Syndrome E is imperfect, but gives goosebumps
E-syndrome takes malicious pleasure in developing its horrifying narration, which gives goosebumps as much as it surprises. We find ourselves finally surprised, at the end of these six episodes, by the depth of the subject and the intelligence of the writing as much as of the staging. Despite some casting errors, the series also has the significant advantage of being served by convincing actors, from Vincent Elbaz in the role of Sharko, to Bérengère Krief (In short), Kool Shen (yes, yes, half of NTM) or Emmanuelle Béart.
Of course, we’re not going to lie to you, E-syndrome is not perfect. Its flaws are regularly felt, even over a short season of 6 episodes. The series thus constantly oscillates between the classicism of TF1 on family scenes and much more gloomy sequences, worthy of the best horror series.
Quality summer entertainment
But E-syndrome manages to captivate until the end while offering quality summer entertainment, with a singular aesthetic, perfect for all lovers of thrills. And above all, the series is ambitious enough to bring a breath of fresh air to French creation.
Franck Thilliez’s universe itself is rich enough to nurture dozens of potential series, with novels like Gataca Where pandemic. And if TF1 could let go of its creators’ rein more and really dare to venture off the beaten track, the bet could clearly prove to be a winner.
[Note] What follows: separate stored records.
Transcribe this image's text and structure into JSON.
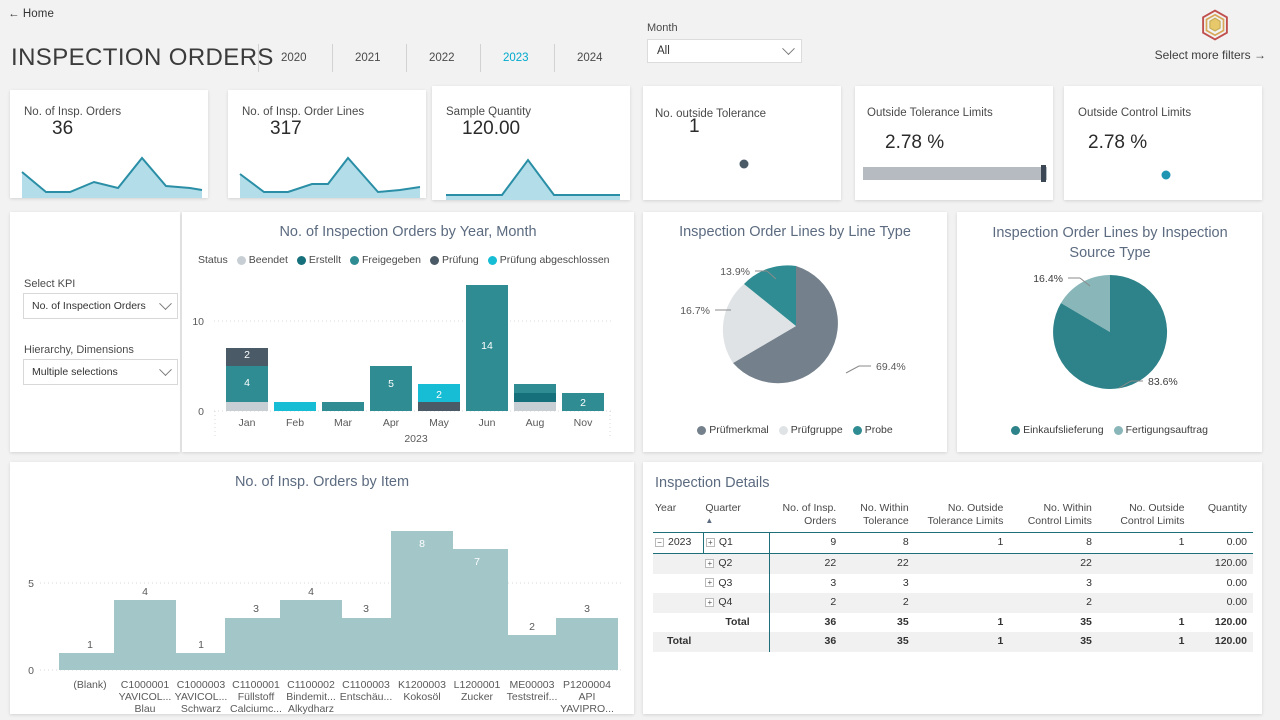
{
  "header": {
    "home_label": "← Home",
    "title": "INSPECTION ORDERS",
    "years": [
      {
        "label": "2020",
        "active": false
      },
      {
        "label": "2021",
        "active": false
      },
      {
        "label": "2022",
        "active": false
      },
      {
        "label": "2023",
        "active": true
      },
      {
        "label": "2024",
        "active": false
      }
    ],
    "month_filter": {
      "label": "Month",
      "value": "All",
      "placeholder": "All"
    },
    "more_filters": "Select more filters →"
  },
  "kpis": [
    {
      "label": "No. of Insp. Orders",
      "value": "36",
      "visual": "sparkline"
    },
    {
      "label": "No. of Insp. Order Lines",
      "value": "317",
      "visual": "sparkline"
    },
    {
      "label": "Sample Quantity",
      "value": "120.00",
      "visual": "sparkline"
    },
    {
      "label": "No. outside Tolerance",
      "value": "1",
      "visual": "dot-dark"
    },
    {
      "label": "Outside Tolerance Limits",
      "value": "2.78 %",
      "visual": "bar"
    },
    {
      "label": "Outside Control Limits",
      "value": "2.78 %",
      "visual": "dot-teal"
    }
  ],
  "selectors": {
    "kpi_label": "Select KPI",
    "kpi_value": "No. of Inspection Orders",
    "hierarchy_label": "Hierarchy, Dimensions",
    "hierarchy_value": "Multiple selections"
  },
  "colors": {
    "beendet": "#c8cfd4",
    "erstellt": "#15707b",
    "freigegeben": "#2e8c92",
    "pruefung": "#4a5a66",
    "pruefung_abgeschlossen": "#16bdd4",
    "pruefmerkmal": "#74808c",
    "pruefgruppe": "#dfe3e5",
    "probe": "#2e8c92",
    "einkaufslieferung": "#2e8289",
    "fertigungsauftrag": "#88b6b9",
    "item_bar": "#a3c6c8",
    "accent": "#00a9cd"
  },
  "chart_data": [
    {
      "id": "orders-by-year-month",
      "type": "bar",
      "title": "No. of Inspection Orders by Year, Month",
      "legend_title": "Status",
      "legend_position": "top",
      "stacked": true,
      "xlabel": "2023",
      "ylabel": "",
      "ylim": [
        0,
        15
      ],
      "yticks": [
        "0",
        "10"
      ],
      "grid": true,
      "categories": [
        "Jan",
        "Feb",
        "Mar",
        "Apr",
        "May",
        "Jun",
        "Aug",
        "Nov"
      ],
      "series": [
        {
          "name": "Beendet",
          "color": "#c8cfd4",
          "values": [
            1,
            0,
            0,
            0,
            0,
            0,
            1,
            0
          ]
        },
        {
          "name": "Erstellt",
          "color": "#15707b",
          "values": [
            0,
            0,
            0,
            0,
            0,
            0,
            1,
            0
          ]
        },
        {
          "name": "Freigegeben",
          "color": "#2e8c92",
          "values": [
            4,
            0,
            1,
            5,
            0,
            14,
            1,
            2
          ]
        },
        {
          "name": "Prüfung",
          "color": "#4a5a66",
          "values": [
            2,
            0,
            0,
            0,
            1,
            0,
            0,
            0
          ]
        },
        {
          "name": "Prüfung abgeschlossen",
          "color": "#16bdd4",
          "values": [
            0,
            1,
            0,
            0,
            2,
            0,
            0,
            0
          ]
        }
      ],
      "data_labels": {
        "Jan": [
          "4",
          "2"
        ],
        "Apr": [
          "5"
        ],
        "May": [
          "2"
        ],
        "Jun": [
          "14"
        ],
        "Nov": [
          "2"
        ]
      }
    },
    {
      "id": "lines-by-line-type",
      "type": "pie",
      "title": "Inspection Order Lines by Line Type",
      "legend_position": "bottom",
      "labels": [
        "Prüfmerkmal",
        "Prüfgruppe",
        "Probe"
      ],
      "values": [
        69.4,
        16.7,
        13.9
      ],
      "value_labels": [
        "69.4%",
        "16.7%",
        "13.9%"
      ],
      "colors": [
        "#74808c",
        "#dfe3e5",
        "#2e8c92"
      ]
    },
    {
      "id": "lines-by-inspection-source-type",
      "type": "pie",
      "title": "Inspection Order Lines by Inspection Source Type",
      "legend_position": "bottom",
      "labels": [
        "Einkaufslieferung",
        "Fertigungsauftrag"
      ],
      "values": [
        83.6,
        16.4
      ],
      "value_labels": [
        "83.6%",
        "16.4%"
      ],
      "colors": [
        "#2e8289",
        "#88b6b9"
      ]
    },
    {
      "id": "orders-by-item",
      "type": "bar",
      "title": "No. of Insp. Orders by Item",
      "stacked": false,
      "xlabel": "",
      "ylabel": "",
      "ylim": [
        0,
        9
      ],
      "yticks": [
        "0",
        "5"
      ],
      "grid": true,
      "categories": [
        "(Blank)",
        "C1000001 YAVICOL... Blau",
        "C1000003 YAVICOL... Schwarz",
        "C1100001 Füllstoff Calciumc...",
        "C1100002 Bindemit... Alkydharz",
        "C1100003 Entschäu...",
        "K1200003 Kokosöl",
        "L1200001 Zucker",
        "ME00003 Teststreif...",
        "P1200004 API YAVIPRO..."
      ],
      "category_lines": [
        [
          "(Blank)"
        ],
        [
          "C1000001",
          "YAVICOL...",
          "Blau"
        ],
        [
          "C1000003",
          "YAVICOL...",
          "Schwarz"
        ],
        [
          "C1100001",
          "Füllstoff",
          "Calciumc..."
        ],
        [
          "C1100002",
          "Bindemit...",
          "Alkydharz"
        ],
        [
          "C1100003",
          "Entschäu..."
        ],
        [
          "K1200003",
          "Kokosöl"
        ],
        [
          "L1200001",
          "Zucker"
        ],
        [
          "ME00003",
          "Teststreif..."
        ],
        [
          "P1200004",
          "API",
          "YAVIPRO..."
        ]
      ],
      "values": [
        1,
        4,
        1,
        3,
        4,
        3,
        8,
        7,
        2,
        3
      ],
      "color": "#a3c6c8"
    }
  ],
  "details": {
    "title": "Inspection Details",
    "sort_column": "Quarter",
    "columns": [
      "Year",
      "Quarter",
      "No. of Insp. Orders",
      "No. Within Tolerance",
      "No. Outside Tolerance Limits",
      "No. Within Control Limits",
      "No. Outside Control Limits",
      "Quantity"
    ],
    "column_lines": [
      [
        "Year"
      ],
      [
        "Quarter"
      ],
      [
        "No. of Insp.",
        "Orders"
      ],
      [
        "No. Within",
        "Tolerance"
      ],
      [
        "No. Outside",
        "Tolerance Limits"
      ],
      [
        "No. Within",
        "Control Limits"
      ],
      [
        "No. Outside",
        "Control Limits"
      ],
      [
        "Quantity"
      ]
    ],
    "rows": [
      {
        "year": "2023",
        "quarter": "Q1",
        "orders": "9",
        "within_tol": "8",
        "outside_tol": "1",
        "within_ctrl": "8",
        "outside_ctrl": "1",
        "quantity": "0.00",
        "expandable": true,
        "year_expander": "−"
      },
      {
        "year": "",
        "quarter": "Q2",
        "orders": "22",
        "within_tol": "22",
        "outside_tol": "",
        "within_ctrl": "22",
        "outside_ctrl": "",
        "quantity": "120.00",
        "expandable": true
      },
      {
        "year": "",
        "quarter": "Q3",
        "orders": "3",
        "within_tol": "3",
        "outside_tol": "",
        "within_ctrl": "3",
        "outside_ctrl": "",
        "quantity": "0.00",
        "expandable": true
      },
      {
        "year": "",
        "quarter": "Q4",
        "orders": "2",
        "within_tol": "2",
        "outside_tol": "",
        "within_ctrl": "2",
        "outside_ctrl": "",
        "quantity": "0.00",
        "expandable": true
      },
      {
        "year": "",
        "quarter": "Total",
        "orders": "36",
        "within_tol": "35",
        "outside_tol": "1",
        "within_ctrl": "35",
        "outside_ctrl": "1",
        "quantity": "120.00",
        "expandable": false,
        "subtotal": true
      },
      {
        "year": "Total",
        "quarter": "",
        "orders": "36",
        "within_tol": "35",
        "outside_tol": "1",
        "within_ctrl": "35",
        "outside_ctrl": "1",
        "quantity": "120.00",
        "expandable": false,
        "grand": true
      }
    ]
  }
}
We can only cross our fingers that E-syndrome paves the way for other talented creators, in worlds on the edge of fantasy and horror.
- A unique horror atmosphere
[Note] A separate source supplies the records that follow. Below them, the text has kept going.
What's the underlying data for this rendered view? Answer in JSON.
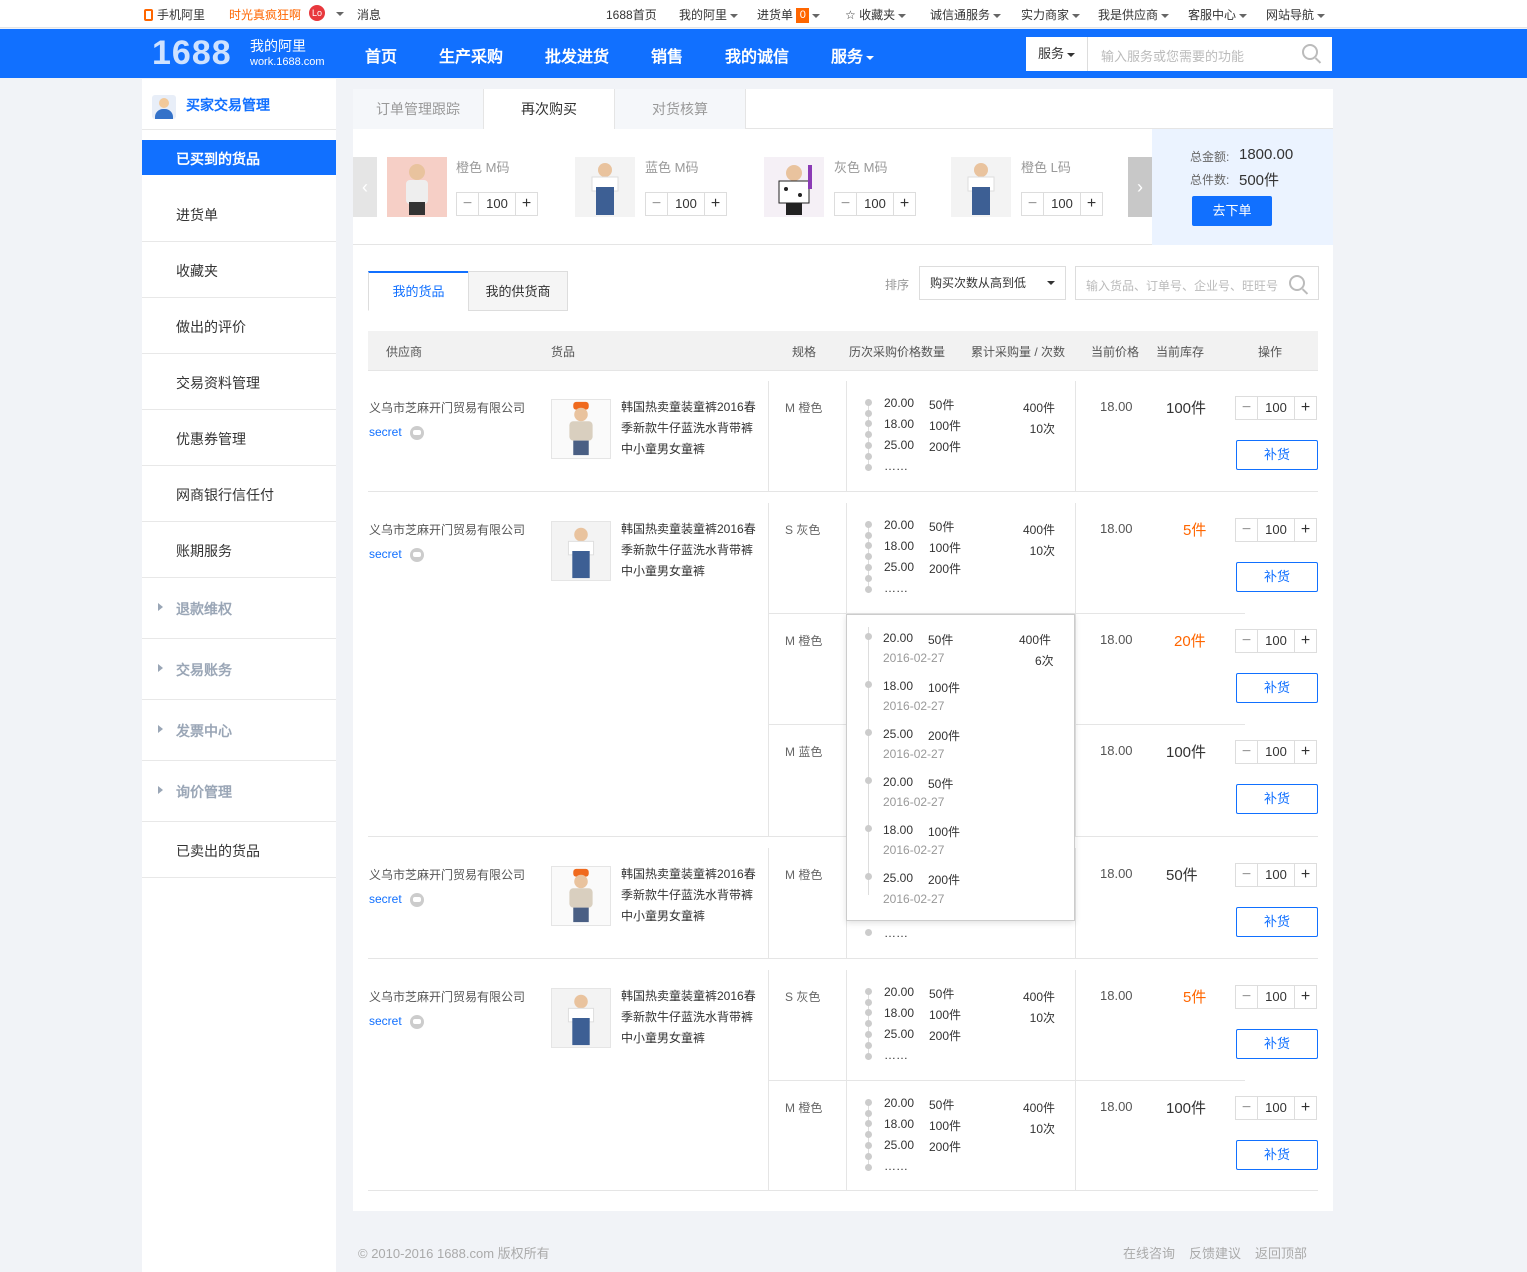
{
  "topbar": {
    "mobile": "手机阿里",
    "promo": "时光真疯狂啊",
    "lo_badge": "Lo",
    "messages": "消息",
    "home_1688": "1688首页",
    "my_ali": "我的阿里",
    "purchase_list": "进货单",
    "purchase_count": "0",
    "favorites": "收藏夹",
    "chengxin": "诚信通服务",
    "merchants": "实力商家",
    "supplier": "我是供应商",
    "service_center": "客服中心",
    "site_nav": "网站导航"
  },
  "header": {
    "logo": "1688",
    "logo_title": "我的阿里",
    "logo_url": "work.1688.com",
    "nav": [
      "首页",
      "生产采购",
      "批发进货",
      "销售",
      "我的诚信",
      "服务"
    ],
    "search_category": "服务",
    "search_placeholder": "输入服务或您需要的功能"
  },
  "sidebar": {
    "title": "买家交易管理",
    "items": [
      "已买到的货品",
      "进货单",
      "收藏夹",
      "做出的评价",
      "交易资料管理",
      "优惠券管理",
      "网商银行信任付",
      "账期服务"
    ],
    "groups": [
      "退款维权",
      "交易账务",
      "发票中心",
      "询价管理"
    ],
    "last": "已卖出的货品"
  },
  "tabs": [
    "订单管理跟踪",
    "再次购买",
    "对货核算"
  ],
  "cart": {
    "items": [
      {
        "label": "橙色  M码",
        "qty": "100"
      },
      {
        "label": "蓝色  M码",
        "qty": "100"
      },
      {
        "label": "灰色  M码",
        "qty": "100"
      },
      {
        "label": "橙色  L码",
        "qty": "100"
      }
    ],
    "total_amount_label": "总金额:",
    "total_amount": "1800.00",
    "total_count_label": "总件数:",
    "total_count": "500件",
    "order_button": "去下单"
  },
  "panel": {
    "tab_my_goods": "我的货品",
    "tab_my_suppliers": "我的供货商",
    "sort_label": "排序",
    "sort_value": "购买次数从高到低",
    "search_placeholder": "输入货品、订单号、企业号、旺旺号"
  },
  "table": {
    "headers": [
      "供应商",
      "货品",
      "规格",
      "历次采购价格数量",
      "累计采购量 / 次数",
      "当前价格",
      "当前库存",
      "操作"
    ],
    "supplier": "义乌市芝麻开门贸易有限公司",
    "seller": "secret",
    "goods_name": "韩国热卖童装童裤2016春季新款牛仔蓝洗水背带裤中小童男女童裤",
    "history": [
      {
        "price": "20.00",
        "qty": "50件"
      },
      {
        "price": "18.00",
        "qty": "100件"
      },
      {
        "price": "25.00",
        "qty": "200件"
      }
    ],
    "ellipsis": "……",
    "cum_qty": "400件",
    "cum_times": "10次",
    "price": "18.00",
    "qty": "100",
    "restock": "补货",
    "rows": [
      {
        "spec": "M  橙色",
        "stock": "100件"
      },
      {
        "spec": "S  灰色",
        "stock": "5件"
      },
      {
        "spec": "M  橙色",
        "stock": "20件"
      },
      {
        "spec": "M  蓝色",
        "stock": "100件"
      },
      {
        "spec": "M  橙色",
        "stock": "50件"
      },
      {
        "spec": "S  灰色",
        "stock": "5件"
      },
      {
        "spec": "M  橙色",
        "stock": "100件"
      }
    ]
  },
  "popup": {
    "cum_qty": "400件",
    "cum_times": "6次",
    "entries": [
      {
        "price": "20.00",
        "qty": "50件",
        "date": "2016-02-27"
      },
      {
        "price": "18.00",
        "qty": "100件",
        "date": "2016-02-27"
      },
      {
        "price": "25.00",
        "qty": "200件",
        "date": "2016-02-27"
      },
      {
        "price": "20.00",
        "qty": "50件",
        "date": "2016-02-27"
      },
      {
        "price": "18.00",
        "qty": "100件",
        "date": "2016-02-27"
      },
      {
        "price": "25.00",
        "qty": "200件",
        "date": "2016-02-27"
      }
    ]
  },
  "footer": {
    "copyright": "© 2010-2016 1688.com 版权所有",
    "links": [
      "在线咨询",
      "反馈建议",
      "返回顶部"
    ]
  }
}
- An overall convincing cast
- Finally of its kind in France!
We liked less
- Dialogues that sometimes sound wrong
- Overly classic elements
- More nocturnal escapes with a flashlight…
Adapted from the best-selling novel by Franck Thilliez, E-syndrome focuses on mysterious phenomena that have occurred since the 1960s: why does Lieutenant Lucie Henebelle suddenly start crying blood? Where do these mysterious black and white films with disturbing subliminal images come from? To solve this mystery, Commander Sharko joins forces with Henebelle in an investigation that will lead them to Canada and Morocco. With E-syndrome, TF1 finally dares to venture into the field of genre series, and it was time! The series suffers from a classicism that is often problematic in French productions, but manages to break away from it thanks to an ambitious production and a truly successful horrific atmosphere. Without being the series of the century, E-syndrome is an excellent summer entertainment, which we warmly recommend.